Please copy each line of the records below that includes the word "title".
====
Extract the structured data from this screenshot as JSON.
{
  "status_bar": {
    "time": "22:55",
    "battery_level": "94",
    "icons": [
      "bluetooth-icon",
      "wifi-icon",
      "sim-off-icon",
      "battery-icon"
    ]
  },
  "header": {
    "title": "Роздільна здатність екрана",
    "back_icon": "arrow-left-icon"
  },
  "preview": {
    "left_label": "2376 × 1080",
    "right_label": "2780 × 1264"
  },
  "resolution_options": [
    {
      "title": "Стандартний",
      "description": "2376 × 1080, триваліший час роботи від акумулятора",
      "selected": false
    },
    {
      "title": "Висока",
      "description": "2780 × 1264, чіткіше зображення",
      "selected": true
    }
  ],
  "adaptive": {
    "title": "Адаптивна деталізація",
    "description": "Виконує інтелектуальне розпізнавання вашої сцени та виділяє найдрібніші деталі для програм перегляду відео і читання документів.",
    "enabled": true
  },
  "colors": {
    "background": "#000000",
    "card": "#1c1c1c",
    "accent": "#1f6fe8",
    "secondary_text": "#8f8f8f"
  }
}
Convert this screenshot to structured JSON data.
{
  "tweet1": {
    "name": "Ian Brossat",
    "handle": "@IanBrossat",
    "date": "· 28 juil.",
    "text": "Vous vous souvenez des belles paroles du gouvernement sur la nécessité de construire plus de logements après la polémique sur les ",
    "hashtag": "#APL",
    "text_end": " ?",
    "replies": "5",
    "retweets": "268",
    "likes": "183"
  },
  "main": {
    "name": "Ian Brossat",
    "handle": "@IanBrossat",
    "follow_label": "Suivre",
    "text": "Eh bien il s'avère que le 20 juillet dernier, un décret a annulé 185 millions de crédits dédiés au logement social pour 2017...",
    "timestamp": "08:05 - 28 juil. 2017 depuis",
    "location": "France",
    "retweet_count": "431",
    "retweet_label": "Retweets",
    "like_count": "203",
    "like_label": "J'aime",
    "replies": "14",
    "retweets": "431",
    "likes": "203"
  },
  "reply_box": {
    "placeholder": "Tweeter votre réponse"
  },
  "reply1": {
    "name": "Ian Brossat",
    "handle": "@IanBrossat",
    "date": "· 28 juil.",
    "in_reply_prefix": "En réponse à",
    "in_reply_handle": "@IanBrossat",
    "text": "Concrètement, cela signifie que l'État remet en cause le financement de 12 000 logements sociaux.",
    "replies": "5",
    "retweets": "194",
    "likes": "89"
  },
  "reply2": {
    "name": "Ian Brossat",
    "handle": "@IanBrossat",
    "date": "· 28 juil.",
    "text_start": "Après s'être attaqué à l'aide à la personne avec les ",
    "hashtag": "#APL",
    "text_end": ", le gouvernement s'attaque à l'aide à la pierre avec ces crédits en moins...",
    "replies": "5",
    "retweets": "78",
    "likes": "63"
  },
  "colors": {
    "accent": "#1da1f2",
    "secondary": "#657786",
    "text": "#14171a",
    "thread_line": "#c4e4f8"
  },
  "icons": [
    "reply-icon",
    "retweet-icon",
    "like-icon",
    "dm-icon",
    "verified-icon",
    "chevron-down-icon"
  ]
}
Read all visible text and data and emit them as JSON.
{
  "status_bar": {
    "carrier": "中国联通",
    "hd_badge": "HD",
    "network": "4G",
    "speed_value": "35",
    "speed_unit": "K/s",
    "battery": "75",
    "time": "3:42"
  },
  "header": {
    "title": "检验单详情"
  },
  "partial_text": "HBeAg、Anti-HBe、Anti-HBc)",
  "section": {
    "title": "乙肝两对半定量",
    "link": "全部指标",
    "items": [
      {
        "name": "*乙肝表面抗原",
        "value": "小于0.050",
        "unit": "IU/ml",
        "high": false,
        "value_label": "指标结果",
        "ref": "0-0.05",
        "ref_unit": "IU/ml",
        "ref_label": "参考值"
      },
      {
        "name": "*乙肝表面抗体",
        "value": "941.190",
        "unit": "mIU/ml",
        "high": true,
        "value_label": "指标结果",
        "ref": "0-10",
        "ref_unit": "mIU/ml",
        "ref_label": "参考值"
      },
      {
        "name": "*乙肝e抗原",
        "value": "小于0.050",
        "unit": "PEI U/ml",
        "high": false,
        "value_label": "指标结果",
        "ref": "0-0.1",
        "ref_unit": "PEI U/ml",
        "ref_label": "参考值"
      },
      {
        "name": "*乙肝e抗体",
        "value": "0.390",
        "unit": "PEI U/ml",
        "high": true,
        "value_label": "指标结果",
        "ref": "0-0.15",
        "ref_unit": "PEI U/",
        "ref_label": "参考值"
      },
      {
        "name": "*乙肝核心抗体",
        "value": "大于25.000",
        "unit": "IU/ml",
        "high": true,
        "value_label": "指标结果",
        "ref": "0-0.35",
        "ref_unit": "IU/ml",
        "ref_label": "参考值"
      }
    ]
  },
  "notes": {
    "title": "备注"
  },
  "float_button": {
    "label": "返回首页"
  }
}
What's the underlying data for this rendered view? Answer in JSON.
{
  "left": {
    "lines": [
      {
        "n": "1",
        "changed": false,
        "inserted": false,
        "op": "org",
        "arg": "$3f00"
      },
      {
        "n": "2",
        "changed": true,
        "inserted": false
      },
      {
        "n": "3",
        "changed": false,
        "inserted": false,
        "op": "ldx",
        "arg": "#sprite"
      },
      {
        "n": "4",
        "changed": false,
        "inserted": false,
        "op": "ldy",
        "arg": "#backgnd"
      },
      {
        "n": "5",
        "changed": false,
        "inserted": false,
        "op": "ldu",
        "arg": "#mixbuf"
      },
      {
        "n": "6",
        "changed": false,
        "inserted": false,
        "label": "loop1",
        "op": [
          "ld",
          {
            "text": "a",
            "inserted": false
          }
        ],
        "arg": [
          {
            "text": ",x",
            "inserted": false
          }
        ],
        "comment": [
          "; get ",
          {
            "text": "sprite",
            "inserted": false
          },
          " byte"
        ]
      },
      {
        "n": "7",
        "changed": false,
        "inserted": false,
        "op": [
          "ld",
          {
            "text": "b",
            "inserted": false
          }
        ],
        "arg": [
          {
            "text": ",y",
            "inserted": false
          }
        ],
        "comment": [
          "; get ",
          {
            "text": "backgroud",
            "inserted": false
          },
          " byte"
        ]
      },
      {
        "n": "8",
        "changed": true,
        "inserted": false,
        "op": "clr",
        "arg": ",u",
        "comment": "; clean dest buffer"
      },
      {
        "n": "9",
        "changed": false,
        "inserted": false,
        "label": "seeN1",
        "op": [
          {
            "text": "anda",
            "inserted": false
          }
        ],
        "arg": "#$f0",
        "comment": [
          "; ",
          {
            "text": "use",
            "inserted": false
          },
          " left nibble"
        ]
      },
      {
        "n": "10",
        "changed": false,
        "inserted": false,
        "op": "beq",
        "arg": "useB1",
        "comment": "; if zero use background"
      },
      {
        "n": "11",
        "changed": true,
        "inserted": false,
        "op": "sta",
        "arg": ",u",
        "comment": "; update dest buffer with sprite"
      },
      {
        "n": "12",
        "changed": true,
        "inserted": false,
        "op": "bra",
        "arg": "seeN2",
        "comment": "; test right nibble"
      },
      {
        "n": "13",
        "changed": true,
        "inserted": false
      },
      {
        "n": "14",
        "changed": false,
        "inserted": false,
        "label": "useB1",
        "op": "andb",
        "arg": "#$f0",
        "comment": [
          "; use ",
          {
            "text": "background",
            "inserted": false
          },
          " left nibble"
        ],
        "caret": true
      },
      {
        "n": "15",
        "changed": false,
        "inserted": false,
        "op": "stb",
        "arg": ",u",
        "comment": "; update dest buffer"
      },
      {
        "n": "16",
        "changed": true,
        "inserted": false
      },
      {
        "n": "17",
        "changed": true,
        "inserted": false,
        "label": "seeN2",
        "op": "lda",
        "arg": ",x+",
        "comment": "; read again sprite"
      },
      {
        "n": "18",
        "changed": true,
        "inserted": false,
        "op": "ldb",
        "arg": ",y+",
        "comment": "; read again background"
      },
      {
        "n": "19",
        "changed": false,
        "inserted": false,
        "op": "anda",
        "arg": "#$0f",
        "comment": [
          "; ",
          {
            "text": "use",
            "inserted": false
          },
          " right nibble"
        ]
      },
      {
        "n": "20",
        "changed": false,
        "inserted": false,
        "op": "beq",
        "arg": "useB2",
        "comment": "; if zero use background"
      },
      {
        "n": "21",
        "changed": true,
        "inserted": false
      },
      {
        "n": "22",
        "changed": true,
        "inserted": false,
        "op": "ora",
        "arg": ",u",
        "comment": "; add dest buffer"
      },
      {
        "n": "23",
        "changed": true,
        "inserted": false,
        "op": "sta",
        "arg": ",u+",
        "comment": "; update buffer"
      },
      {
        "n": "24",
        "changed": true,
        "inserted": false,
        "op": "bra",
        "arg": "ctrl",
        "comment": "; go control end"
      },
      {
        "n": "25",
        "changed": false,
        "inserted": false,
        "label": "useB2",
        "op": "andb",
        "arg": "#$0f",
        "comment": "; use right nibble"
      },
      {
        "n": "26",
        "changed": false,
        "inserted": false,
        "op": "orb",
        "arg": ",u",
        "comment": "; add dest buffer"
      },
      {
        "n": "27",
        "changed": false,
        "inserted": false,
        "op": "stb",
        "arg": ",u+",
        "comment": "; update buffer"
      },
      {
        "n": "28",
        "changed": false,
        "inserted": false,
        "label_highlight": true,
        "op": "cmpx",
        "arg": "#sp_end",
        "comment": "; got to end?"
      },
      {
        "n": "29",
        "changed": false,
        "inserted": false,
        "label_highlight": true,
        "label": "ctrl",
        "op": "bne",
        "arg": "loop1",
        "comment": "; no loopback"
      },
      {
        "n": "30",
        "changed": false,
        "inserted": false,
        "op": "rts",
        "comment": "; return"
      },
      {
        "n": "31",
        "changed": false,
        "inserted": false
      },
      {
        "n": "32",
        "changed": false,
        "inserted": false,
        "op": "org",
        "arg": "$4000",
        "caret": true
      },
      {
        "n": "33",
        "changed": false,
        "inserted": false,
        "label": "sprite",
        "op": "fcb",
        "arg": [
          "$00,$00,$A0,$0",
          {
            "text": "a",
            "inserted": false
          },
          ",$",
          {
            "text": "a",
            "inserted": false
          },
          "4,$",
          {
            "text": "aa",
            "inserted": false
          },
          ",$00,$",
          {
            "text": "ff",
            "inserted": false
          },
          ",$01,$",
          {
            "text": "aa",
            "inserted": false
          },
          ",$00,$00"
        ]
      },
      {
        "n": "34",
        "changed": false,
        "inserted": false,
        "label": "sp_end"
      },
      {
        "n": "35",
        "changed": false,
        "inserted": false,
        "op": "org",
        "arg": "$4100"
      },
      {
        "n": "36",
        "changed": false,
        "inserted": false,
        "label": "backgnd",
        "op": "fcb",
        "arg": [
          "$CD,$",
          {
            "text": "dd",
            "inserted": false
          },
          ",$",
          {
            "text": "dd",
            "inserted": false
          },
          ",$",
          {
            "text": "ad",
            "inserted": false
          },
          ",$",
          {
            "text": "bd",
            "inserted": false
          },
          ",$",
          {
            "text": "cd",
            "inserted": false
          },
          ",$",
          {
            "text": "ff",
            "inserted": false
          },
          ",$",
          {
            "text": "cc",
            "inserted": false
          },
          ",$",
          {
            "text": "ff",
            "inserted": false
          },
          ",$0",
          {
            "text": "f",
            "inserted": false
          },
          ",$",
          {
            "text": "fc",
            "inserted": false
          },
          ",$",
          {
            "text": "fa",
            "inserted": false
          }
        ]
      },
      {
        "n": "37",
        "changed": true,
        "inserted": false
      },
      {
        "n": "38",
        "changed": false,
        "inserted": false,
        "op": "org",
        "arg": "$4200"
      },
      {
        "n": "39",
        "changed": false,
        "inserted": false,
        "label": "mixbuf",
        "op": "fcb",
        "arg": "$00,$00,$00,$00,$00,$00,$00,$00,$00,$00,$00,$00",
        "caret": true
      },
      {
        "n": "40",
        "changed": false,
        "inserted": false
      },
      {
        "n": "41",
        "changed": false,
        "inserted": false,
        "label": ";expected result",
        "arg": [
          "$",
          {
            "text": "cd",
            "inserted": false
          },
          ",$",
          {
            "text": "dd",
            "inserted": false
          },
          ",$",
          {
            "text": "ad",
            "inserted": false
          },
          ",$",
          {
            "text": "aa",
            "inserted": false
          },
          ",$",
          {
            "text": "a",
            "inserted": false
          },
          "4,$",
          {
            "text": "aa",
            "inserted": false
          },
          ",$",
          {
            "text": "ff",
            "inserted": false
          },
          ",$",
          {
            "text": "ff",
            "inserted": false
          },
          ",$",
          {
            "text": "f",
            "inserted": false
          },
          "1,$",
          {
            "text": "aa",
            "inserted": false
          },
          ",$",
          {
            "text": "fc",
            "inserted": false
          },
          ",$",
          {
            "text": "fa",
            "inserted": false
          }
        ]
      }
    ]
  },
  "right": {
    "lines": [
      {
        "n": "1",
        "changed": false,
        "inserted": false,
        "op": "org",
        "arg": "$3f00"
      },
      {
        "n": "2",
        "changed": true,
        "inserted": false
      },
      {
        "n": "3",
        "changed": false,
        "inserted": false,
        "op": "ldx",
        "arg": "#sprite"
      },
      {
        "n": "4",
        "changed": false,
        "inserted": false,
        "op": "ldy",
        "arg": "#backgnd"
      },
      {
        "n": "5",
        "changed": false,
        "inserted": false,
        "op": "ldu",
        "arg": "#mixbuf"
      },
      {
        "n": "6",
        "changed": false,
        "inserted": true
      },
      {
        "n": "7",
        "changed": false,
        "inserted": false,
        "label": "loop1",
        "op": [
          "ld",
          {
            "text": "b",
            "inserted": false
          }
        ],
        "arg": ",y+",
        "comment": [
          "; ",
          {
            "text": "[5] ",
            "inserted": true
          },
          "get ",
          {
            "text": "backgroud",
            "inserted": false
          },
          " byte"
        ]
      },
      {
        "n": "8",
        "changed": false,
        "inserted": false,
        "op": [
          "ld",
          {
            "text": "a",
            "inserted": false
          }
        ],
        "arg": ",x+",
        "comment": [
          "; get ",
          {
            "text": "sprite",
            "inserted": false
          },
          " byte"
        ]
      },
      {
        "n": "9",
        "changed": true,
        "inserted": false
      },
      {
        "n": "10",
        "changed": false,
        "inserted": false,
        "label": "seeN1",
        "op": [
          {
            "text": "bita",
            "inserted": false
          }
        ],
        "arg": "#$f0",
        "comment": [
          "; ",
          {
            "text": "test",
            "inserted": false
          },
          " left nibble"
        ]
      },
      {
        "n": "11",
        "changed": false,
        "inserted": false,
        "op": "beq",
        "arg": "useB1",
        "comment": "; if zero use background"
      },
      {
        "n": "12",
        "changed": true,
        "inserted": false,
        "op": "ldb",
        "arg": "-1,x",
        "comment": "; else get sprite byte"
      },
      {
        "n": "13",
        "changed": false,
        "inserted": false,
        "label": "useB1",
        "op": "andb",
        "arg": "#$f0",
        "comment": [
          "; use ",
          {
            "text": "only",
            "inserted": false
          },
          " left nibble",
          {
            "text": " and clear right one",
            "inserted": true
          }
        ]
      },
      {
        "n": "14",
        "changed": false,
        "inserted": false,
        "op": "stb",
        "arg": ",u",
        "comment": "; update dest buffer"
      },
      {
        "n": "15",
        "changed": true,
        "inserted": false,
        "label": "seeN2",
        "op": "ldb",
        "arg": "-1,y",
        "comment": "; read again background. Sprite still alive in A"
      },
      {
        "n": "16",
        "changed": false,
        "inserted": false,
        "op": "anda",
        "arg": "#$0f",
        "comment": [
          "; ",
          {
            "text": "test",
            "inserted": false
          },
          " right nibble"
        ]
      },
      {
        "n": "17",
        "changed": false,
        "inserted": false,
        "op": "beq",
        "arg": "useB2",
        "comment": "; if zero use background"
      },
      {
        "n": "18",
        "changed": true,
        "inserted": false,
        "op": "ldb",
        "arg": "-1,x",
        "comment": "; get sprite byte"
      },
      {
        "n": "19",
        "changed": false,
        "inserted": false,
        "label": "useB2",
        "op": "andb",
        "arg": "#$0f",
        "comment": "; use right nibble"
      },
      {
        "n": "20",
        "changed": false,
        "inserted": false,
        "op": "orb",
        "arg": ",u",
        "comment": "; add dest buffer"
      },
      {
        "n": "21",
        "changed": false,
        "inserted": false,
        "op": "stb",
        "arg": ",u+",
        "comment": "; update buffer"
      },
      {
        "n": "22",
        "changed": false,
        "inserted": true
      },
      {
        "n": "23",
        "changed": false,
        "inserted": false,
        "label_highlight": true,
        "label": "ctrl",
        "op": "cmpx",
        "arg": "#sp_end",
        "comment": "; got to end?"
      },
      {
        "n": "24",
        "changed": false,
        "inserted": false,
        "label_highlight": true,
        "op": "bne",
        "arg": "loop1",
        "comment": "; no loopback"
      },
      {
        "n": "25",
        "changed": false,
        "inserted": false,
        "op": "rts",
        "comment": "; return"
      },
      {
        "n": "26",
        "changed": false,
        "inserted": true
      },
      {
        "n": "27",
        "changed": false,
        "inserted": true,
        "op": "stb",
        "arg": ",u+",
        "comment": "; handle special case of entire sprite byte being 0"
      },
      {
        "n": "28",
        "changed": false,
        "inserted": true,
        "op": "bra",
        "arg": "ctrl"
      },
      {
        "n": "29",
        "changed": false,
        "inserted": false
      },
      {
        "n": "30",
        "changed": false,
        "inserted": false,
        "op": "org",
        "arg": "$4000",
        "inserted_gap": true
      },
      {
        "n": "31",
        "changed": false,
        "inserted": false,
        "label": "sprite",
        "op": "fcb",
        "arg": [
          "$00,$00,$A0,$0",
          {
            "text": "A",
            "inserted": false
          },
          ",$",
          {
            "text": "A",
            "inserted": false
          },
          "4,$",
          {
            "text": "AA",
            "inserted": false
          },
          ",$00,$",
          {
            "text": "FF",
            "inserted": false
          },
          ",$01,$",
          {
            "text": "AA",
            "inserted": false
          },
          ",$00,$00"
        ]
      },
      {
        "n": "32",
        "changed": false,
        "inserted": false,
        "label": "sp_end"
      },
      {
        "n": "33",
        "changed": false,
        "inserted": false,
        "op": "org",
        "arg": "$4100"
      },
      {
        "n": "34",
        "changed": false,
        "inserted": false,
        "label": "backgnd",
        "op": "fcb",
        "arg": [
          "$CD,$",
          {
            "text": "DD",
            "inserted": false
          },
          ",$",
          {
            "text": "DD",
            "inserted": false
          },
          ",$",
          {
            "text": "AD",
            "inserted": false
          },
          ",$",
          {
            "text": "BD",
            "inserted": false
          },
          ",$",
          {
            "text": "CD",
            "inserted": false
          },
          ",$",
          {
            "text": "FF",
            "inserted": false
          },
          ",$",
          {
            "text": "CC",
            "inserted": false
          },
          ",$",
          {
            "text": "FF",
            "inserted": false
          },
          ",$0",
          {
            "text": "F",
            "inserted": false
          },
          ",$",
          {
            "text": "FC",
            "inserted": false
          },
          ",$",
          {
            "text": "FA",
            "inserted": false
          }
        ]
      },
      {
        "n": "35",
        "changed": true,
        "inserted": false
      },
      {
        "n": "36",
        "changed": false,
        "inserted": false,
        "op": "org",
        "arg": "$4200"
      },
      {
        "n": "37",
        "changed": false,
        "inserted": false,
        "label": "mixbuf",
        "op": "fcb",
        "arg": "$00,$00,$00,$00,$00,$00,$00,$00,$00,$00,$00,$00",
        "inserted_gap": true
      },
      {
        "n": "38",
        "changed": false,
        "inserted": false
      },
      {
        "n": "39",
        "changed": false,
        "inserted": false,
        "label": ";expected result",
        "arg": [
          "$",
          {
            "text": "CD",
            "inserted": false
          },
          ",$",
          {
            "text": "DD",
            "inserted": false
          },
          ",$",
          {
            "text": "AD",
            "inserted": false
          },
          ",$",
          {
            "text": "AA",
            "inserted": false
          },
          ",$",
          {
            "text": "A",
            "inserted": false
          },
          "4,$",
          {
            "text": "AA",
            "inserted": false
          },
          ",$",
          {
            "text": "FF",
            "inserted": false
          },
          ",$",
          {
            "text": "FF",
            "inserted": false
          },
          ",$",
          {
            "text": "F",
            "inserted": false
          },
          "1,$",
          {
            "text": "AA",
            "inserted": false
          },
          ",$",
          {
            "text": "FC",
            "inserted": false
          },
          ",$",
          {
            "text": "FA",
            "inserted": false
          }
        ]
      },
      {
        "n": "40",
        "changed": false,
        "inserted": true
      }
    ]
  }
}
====
→ Response to the exercise:
    "title": "Роздільна здатність екрана",
      "title": "Стандартний",
      "title": "Висока",
    "title": "Адаптивна деталізація",
    "title": "检验单详情"
    "title": "乙肝两对半定量",
    "title": "备注"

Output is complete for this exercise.